● Work to complete
Without omitting anything, copy the data exactly.

● Information supplied
┌────────
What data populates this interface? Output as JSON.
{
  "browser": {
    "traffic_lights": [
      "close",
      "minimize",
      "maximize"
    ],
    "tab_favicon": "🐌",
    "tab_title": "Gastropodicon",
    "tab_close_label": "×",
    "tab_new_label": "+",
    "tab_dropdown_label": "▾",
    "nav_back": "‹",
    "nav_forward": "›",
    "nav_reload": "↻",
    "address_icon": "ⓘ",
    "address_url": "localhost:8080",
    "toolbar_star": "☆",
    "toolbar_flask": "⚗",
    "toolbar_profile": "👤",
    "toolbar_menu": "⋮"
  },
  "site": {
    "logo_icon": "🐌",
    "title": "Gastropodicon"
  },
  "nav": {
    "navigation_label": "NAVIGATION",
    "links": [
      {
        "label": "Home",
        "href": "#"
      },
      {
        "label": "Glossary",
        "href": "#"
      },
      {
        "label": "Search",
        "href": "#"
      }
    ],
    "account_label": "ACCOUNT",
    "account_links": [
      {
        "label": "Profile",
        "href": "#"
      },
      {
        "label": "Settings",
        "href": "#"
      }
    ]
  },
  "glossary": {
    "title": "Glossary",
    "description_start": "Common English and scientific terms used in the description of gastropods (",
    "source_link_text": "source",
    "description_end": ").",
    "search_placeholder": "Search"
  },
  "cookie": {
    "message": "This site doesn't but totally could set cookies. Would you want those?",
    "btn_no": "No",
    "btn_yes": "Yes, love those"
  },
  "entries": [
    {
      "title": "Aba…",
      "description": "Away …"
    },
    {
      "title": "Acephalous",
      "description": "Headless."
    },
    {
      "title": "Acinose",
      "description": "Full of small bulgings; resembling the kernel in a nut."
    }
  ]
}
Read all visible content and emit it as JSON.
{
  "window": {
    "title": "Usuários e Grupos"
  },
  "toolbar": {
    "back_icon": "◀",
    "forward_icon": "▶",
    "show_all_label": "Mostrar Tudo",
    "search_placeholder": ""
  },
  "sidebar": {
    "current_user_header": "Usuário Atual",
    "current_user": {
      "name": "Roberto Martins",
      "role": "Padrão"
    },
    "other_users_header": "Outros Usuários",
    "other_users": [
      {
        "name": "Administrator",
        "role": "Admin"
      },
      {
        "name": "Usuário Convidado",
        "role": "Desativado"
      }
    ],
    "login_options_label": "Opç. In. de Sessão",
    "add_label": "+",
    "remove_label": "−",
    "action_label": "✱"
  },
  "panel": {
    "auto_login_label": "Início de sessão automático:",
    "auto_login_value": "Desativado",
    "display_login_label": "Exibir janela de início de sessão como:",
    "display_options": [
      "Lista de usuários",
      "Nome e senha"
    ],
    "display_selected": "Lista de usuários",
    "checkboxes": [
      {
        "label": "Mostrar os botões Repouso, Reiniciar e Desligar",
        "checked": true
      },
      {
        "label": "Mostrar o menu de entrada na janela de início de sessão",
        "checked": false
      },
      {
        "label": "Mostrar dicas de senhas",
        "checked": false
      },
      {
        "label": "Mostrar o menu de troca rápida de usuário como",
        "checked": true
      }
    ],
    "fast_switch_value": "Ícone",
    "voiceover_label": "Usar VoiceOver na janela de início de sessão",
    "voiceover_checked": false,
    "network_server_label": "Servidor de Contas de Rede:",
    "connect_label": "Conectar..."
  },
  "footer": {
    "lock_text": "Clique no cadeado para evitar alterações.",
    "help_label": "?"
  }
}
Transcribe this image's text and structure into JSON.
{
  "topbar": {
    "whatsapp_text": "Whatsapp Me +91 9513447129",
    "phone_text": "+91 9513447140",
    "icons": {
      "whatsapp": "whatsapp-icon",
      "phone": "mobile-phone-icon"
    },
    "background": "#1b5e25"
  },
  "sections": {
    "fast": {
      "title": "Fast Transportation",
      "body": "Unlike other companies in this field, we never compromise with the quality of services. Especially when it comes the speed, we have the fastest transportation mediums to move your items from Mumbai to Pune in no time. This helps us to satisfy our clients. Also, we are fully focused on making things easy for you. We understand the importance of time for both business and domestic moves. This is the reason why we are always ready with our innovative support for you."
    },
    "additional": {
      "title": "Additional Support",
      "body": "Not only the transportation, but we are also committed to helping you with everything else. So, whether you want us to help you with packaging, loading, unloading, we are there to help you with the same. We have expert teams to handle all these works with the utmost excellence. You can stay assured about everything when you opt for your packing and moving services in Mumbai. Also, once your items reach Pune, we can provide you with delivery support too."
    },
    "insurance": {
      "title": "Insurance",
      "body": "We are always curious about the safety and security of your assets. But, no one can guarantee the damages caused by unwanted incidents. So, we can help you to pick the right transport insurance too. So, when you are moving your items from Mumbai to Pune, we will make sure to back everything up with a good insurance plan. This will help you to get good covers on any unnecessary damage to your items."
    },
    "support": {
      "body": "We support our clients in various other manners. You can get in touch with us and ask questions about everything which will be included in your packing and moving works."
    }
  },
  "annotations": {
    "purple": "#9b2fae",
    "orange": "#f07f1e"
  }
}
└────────
● Solution to the problem
What data populates this interface? Output as JSON.
{
  "browser": {
    "traffic_lights": [
      "close",
      "minimize",
      "maximize"
    ],
    "tab_favicon": "🐌",
    "tab_title": "Gastropodicon",
    "tab_close_label": "×",
    "tab_new_label": "+",
    "tab_dropdown_label": "▾",
    "nav_back": "‹",
    "nav_forward": "›",
    "nav_reload": "↻",
    "address_icon": "ⓘ",
    "address_url": "localhost:8080",
    "toolbar_star": "☆",
    "toolbar_flask": "⚗",
    "toolbar_profile": "👤",
    "toolbar_menu": "⋮"
  },
  "site": {
    "logo_icon": "🐌",
    "title": "Gastropodicon"
  },
  "nav": {
    "navigation_label": "NAVIGATION",
    "links": [
      {
        "label": "Home",
        "href": "#"
      },
      {
        "label": "Glossary",
        "href": "#"
      },
      {
        "label": "Search",
        "href": "#"
      }
    ],
    "account_label": "ACCOUNT",
    "account_links": [
      {
        "label": "Profile",
        "href": "#"
      },
      {
        "label": "Settings",
        "href": "#"
      }
    ]
  },
  "glossary": {
    "title": "Glossary",
    "description_start": "Common English and scientific terms used in the description of gastropods (",
    "source_link_text": "source",
    "description_end": ").",
    "search_placeholder": "Search"
  },
  "cookie": {
    "message": "This site doesn't but totally could set cookies. Would you want those?",
    "btn_no": "No",
    "btn_yes": "Yes, love those"
  },
  "entries": [
    {
      "title": "Aba…",
      "description": "Away …"
    },
    {
      "title": "Acephalous",
      "description": "Headless."
    },
    {
      "title": "Acinose",
      "description": "Full of small bulgings; resembling the kernel in a nut."
    }
  ]
}
Read all visible content and emit it as JSON.
{
  "window": {
    "title": "Usuários e Grupos"
  },
  "toolbar": {
    "back_icon": "◀",
    "forward_icon": "▶",
    "show_all_label": "Mostrar Tudo",
    "search_placeholder": ""
  },
  "sidebar": {
    "current_user_header": "Usuário Atual",
    "current_user": {
      "name": "Roberto Martins",
      "role": "Padrão"
    },
    "other_users_header": "Outros Usuários",
    "other_users": [
      {
        "name": "Administrator",
        "role": "Admin"
      },
      {
        "name": "Usuário Convidado",
        "role": "Desativado"
      }
    ],
    "login_options_label": "Opç. In. de Sessão",
    "add_label": "+",
    "remove_label": "−",
    "action_label": "✱"
  },
  "panel": {
    "auto_login_label": "Início de sessão automático:",
    "auto_login_value": "Desativado",
    "display_login_label": "Exibir janela de início de sessão como:",
    "display_options": [
      "Lista de usuários",
      "Nome e senha"
    ],
    "display_selected": "Lista de usuários",
    "checkboxes": [
      {
        "label": "Mostrar os botões Repouso, Reiniciar e Desligar",
        "checked": true
      },
      {
        "label": "Mostrar o menu de entrada na janela de início de sessão",
        "checked": false
      },
      {
        "label": "Mostrar dicas de senhas",
        "checked": false
      },
      {
        "label": "Mostrar o menu de troca rápida de usuário como",
        "checked": true
      }
    ],
    "fast_switch_value": "Ícone",
    "voiceover_label": "Usar VoiceOver na janela de início de sessão",
    "voiceover_checked": false,
    "network_server_label": "Servidor de Contas de Rede:",
    "connect_label": "Conectar..."
  },
  "footer": {
    "lock_text": "Clique no cadeado para evitar alterações.",
    "help_label": "?"
  }
}
Transcribe this image's text and structure into JSON.
{
  "topbar": {
    "whatsapp_text": "Whatsapp Me +91 9513447129",
    "phone_text": "+91 9513447140",
    "icons": {
      "whatsapp": "whatsapp-icon",
      "phone": "mobile-phone-icon"
    },
    "background": "#1b5e25"
  },
  "sections": {
    "fast": {
      "title": "Fast Transportation",
      "body": "Unlike other companies in this field, we never compromise with the quality of services. Especially when it comes the speed, we have the fastest transportation mediums to move your items from Mumbai to Pune in no time. This helps us to satisfy our clients. Also, we are fully focused on making things easy for you. We understand the importance of time for both business and domestic moves. This is the reason why we are always ready with our innovative support for you."
    },
    "additional": {
      "title": "Additional Support",
      "body": "Not only the transportation, but we are also committed to helping you with everything else. So, whether you want us to help you with packaging, loading, unloading, we are there to help you with the same. We have expert teams to handle all these works with the utmost excellence. You can stay assured about everything when you opt for your packing and moving services in Mumbai. Also, once your items reach Pune, we can provide you with delivery support too."
    },
    "insurance": {
      "title": "Insurance",
      "body": "We are always curious about the safety and security of your assets. But, no one can guarantee the damages caused by unwanted incidents. So, we can help you to pick the right transport insurance too. So, when you are moving your items from Mumbai to Pune, we will make sure to back everything up with a good insurance plan. This will help you to get good covers on any unnecessary damage to your items."
    },
    "support": {
      "body": "We support our clients in various other manners. You can get in touch with us and ask questions about everything which will be included in your packing and moving works."
    }
  },
  "annotations": {
    "purple": "#9b2fae",
    "orange": "#f07f1e"
  }
}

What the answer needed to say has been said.